======== Record extracts ========
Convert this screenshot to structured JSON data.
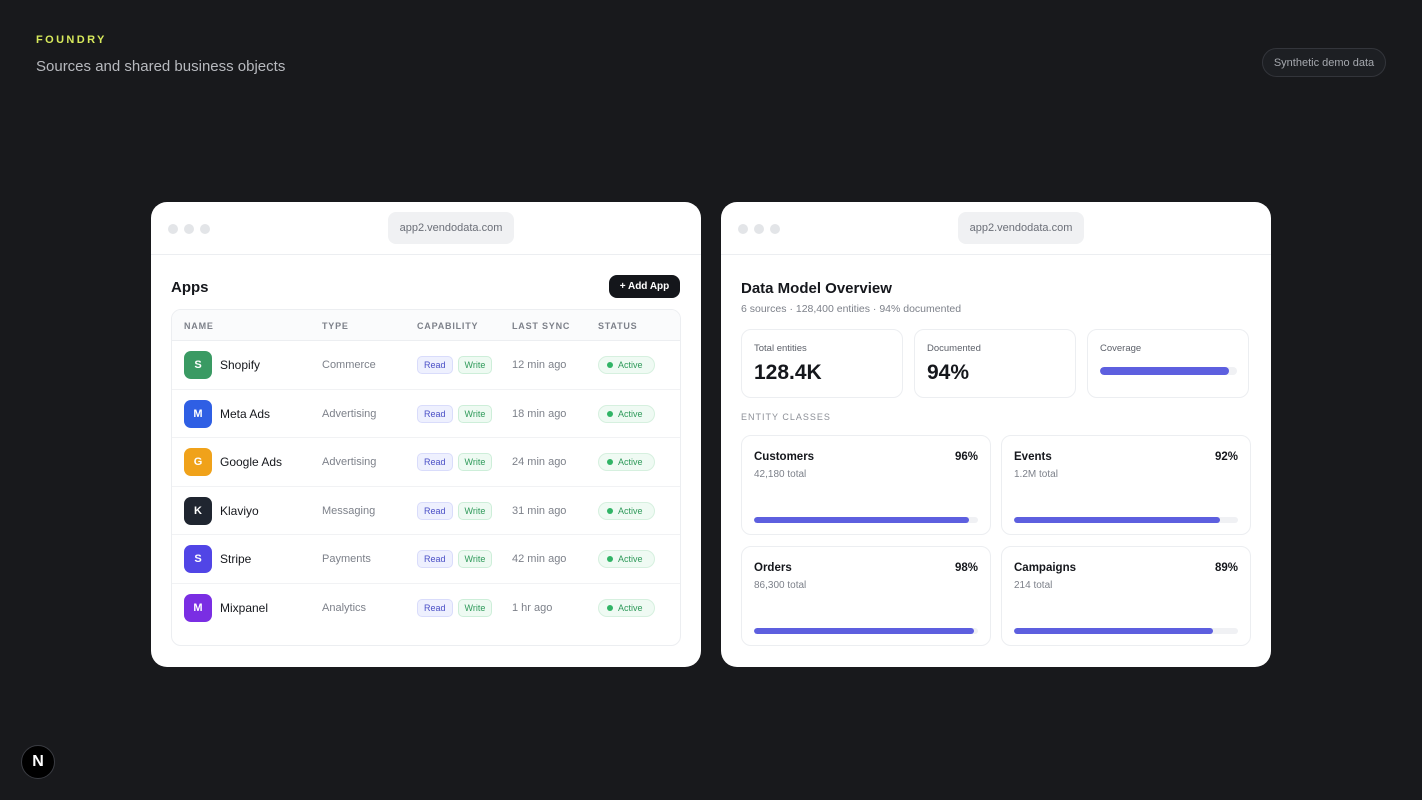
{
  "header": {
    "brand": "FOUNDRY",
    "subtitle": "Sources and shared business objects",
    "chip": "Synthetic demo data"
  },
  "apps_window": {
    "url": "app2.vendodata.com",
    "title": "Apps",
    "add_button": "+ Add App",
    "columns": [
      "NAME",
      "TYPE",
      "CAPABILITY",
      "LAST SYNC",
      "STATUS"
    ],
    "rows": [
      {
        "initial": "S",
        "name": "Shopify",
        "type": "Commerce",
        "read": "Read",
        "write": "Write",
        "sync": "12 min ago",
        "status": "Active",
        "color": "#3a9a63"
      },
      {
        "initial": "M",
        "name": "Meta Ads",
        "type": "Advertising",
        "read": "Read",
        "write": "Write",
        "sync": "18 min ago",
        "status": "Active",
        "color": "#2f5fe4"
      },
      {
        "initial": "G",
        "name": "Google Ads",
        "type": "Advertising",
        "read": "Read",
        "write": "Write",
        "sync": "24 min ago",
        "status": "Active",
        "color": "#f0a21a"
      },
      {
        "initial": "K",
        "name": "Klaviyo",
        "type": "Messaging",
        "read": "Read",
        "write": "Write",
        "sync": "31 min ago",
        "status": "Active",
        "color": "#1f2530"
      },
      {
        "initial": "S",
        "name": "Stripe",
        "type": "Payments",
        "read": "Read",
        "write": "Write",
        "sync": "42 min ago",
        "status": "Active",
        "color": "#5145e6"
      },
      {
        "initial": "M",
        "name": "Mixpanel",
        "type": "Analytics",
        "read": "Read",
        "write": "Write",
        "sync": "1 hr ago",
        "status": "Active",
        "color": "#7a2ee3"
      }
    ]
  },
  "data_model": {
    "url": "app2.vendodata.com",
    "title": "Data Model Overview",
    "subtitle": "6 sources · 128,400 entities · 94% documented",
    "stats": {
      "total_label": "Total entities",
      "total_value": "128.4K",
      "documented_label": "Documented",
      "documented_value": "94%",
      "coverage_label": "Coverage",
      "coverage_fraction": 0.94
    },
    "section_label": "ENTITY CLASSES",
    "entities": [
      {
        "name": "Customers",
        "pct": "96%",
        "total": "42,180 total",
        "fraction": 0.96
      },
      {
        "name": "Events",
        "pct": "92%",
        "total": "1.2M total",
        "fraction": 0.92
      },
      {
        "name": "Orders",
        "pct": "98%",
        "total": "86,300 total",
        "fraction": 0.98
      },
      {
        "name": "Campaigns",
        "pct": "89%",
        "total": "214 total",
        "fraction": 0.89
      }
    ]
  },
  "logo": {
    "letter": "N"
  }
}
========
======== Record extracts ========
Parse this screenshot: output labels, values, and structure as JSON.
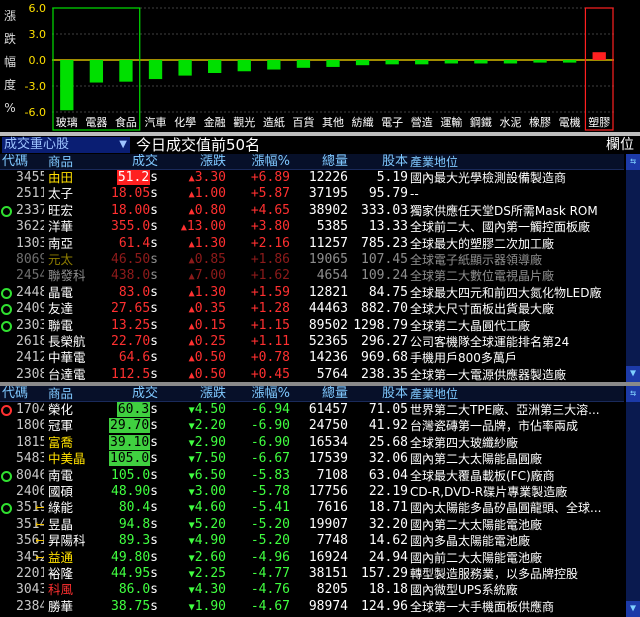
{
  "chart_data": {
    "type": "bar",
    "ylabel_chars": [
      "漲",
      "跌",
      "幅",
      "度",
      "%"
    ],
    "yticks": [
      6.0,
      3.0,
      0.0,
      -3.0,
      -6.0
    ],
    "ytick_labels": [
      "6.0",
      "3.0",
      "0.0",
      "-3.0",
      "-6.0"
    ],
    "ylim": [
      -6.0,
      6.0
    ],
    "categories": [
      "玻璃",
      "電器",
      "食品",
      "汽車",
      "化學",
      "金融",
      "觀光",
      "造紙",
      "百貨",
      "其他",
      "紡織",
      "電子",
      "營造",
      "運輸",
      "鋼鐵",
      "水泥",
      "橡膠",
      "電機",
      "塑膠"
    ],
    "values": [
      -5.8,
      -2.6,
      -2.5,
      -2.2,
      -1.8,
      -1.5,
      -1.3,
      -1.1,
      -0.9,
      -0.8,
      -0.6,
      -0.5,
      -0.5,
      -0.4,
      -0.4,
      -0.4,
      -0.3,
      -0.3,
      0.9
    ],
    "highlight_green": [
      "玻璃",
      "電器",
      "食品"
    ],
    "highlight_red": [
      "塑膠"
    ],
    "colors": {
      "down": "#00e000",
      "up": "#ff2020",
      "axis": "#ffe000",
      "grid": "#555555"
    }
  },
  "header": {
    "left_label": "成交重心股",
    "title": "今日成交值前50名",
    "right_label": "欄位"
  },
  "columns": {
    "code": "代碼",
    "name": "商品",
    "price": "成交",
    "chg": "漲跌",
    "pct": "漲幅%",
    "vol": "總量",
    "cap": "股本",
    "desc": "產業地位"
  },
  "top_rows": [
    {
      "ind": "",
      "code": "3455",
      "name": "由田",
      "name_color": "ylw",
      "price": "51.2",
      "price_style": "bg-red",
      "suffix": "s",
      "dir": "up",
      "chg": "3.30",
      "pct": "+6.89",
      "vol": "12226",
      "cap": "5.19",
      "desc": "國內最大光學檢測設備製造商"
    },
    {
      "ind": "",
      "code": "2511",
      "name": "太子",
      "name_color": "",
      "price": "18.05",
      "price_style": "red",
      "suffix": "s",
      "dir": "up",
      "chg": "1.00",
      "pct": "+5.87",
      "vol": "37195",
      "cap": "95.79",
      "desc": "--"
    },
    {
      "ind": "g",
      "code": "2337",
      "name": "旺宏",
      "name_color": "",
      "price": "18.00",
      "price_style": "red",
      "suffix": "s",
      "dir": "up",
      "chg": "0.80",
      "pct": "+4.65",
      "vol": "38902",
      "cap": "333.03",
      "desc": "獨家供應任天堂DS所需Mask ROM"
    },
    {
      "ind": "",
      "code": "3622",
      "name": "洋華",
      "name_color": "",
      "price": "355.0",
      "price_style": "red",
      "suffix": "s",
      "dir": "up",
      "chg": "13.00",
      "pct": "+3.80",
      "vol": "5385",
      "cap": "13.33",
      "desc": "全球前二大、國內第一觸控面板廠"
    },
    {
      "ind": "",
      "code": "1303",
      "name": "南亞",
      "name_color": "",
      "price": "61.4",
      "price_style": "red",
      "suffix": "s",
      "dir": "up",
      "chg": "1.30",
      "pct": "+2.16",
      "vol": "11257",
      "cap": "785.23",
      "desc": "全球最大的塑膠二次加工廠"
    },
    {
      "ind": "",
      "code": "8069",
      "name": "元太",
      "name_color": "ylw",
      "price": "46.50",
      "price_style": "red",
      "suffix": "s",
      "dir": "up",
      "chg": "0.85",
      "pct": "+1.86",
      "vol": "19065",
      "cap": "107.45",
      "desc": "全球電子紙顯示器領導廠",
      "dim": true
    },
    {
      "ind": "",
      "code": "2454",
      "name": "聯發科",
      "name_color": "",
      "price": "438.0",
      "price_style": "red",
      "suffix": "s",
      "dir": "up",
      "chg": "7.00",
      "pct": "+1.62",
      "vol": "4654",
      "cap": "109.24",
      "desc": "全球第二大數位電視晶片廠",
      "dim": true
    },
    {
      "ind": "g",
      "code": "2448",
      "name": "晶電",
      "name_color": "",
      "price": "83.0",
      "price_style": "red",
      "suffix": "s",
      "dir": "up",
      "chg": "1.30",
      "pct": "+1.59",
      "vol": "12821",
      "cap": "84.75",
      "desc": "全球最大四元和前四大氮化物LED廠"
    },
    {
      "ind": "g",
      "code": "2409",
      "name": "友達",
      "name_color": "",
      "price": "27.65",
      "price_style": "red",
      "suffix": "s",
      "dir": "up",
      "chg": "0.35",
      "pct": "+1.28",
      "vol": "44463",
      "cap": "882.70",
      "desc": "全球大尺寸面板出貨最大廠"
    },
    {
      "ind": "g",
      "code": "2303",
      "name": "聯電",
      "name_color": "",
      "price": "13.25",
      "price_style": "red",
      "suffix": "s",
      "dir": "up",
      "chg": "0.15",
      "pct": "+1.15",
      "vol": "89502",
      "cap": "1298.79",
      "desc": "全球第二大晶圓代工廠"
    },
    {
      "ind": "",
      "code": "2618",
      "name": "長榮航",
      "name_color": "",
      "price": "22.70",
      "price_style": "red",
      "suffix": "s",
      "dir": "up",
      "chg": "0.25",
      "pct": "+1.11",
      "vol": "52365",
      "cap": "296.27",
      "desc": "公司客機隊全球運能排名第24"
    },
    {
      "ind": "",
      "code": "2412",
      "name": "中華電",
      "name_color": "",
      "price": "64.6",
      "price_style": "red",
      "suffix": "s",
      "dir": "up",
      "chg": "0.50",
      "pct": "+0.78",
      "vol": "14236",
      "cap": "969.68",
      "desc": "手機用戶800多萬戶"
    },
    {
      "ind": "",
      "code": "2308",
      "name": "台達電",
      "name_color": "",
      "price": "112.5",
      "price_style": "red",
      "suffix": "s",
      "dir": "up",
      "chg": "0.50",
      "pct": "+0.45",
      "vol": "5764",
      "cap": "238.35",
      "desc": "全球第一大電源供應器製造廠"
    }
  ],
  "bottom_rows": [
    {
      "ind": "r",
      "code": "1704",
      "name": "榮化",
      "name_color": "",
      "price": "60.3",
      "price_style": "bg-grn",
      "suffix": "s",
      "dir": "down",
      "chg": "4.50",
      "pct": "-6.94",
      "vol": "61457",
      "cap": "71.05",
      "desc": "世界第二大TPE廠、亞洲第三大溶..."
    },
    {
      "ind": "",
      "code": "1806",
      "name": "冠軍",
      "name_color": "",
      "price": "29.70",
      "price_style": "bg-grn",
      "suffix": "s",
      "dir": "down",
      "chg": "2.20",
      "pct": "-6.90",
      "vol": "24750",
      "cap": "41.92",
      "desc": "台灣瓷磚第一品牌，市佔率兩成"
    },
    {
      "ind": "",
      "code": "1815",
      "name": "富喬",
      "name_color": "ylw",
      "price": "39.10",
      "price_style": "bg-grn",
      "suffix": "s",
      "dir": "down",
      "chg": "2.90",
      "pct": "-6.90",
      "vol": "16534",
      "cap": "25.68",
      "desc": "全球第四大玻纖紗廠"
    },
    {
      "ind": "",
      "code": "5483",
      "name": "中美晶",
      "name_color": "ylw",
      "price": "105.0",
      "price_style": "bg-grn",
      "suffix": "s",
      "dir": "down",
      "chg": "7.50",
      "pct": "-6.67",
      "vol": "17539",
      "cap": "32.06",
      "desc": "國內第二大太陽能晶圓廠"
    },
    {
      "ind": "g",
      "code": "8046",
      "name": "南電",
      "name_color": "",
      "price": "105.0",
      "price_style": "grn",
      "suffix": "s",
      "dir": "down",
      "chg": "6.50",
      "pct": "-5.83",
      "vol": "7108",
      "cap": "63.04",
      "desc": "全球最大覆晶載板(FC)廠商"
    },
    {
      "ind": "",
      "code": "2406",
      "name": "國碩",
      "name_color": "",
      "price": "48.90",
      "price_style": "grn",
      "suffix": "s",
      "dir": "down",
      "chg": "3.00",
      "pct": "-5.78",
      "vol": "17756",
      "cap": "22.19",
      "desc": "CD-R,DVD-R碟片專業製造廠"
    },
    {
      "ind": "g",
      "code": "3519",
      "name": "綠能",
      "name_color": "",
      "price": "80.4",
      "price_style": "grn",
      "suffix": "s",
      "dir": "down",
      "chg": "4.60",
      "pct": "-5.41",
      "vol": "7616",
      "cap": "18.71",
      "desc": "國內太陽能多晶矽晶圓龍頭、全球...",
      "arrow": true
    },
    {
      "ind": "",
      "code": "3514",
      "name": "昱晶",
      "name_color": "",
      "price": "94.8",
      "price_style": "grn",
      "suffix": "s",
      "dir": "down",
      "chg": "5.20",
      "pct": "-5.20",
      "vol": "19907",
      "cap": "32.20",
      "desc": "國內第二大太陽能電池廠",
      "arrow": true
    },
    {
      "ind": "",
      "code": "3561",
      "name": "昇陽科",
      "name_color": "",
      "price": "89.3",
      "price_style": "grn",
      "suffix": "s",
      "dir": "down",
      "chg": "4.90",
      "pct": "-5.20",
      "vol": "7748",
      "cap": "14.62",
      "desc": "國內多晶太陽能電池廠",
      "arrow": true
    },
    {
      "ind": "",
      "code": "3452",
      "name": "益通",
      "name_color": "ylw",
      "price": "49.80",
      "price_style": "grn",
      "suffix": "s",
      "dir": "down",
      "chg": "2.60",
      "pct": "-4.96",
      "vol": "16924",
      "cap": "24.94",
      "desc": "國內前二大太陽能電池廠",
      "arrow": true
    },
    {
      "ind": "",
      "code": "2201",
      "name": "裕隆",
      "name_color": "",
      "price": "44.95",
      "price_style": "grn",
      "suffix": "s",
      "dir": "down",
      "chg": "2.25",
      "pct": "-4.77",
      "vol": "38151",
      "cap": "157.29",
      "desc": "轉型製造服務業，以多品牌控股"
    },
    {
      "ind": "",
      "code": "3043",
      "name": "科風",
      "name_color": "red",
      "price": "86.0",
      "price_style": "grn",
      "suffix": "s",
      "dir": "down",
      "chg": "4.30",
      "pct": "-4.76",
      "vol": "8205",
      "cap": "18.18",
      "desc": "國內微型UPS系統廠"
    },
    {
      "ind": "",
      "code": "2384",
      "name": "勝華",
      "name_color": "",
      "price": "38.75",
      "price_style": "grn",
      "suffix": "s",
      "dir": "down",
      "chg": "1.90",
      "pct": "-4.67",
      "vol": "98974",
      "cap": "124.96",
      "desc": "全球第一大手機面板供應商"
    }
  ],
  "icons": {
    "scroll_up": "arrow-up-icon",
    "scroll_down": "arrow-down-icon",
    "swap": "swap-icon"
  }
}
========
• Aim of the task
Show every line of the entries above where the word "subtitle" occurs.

• Task response
    "subtitle": "Sources and shared business objects",
    "subtitle": "6 sources · 128,400 entities · 94% documented",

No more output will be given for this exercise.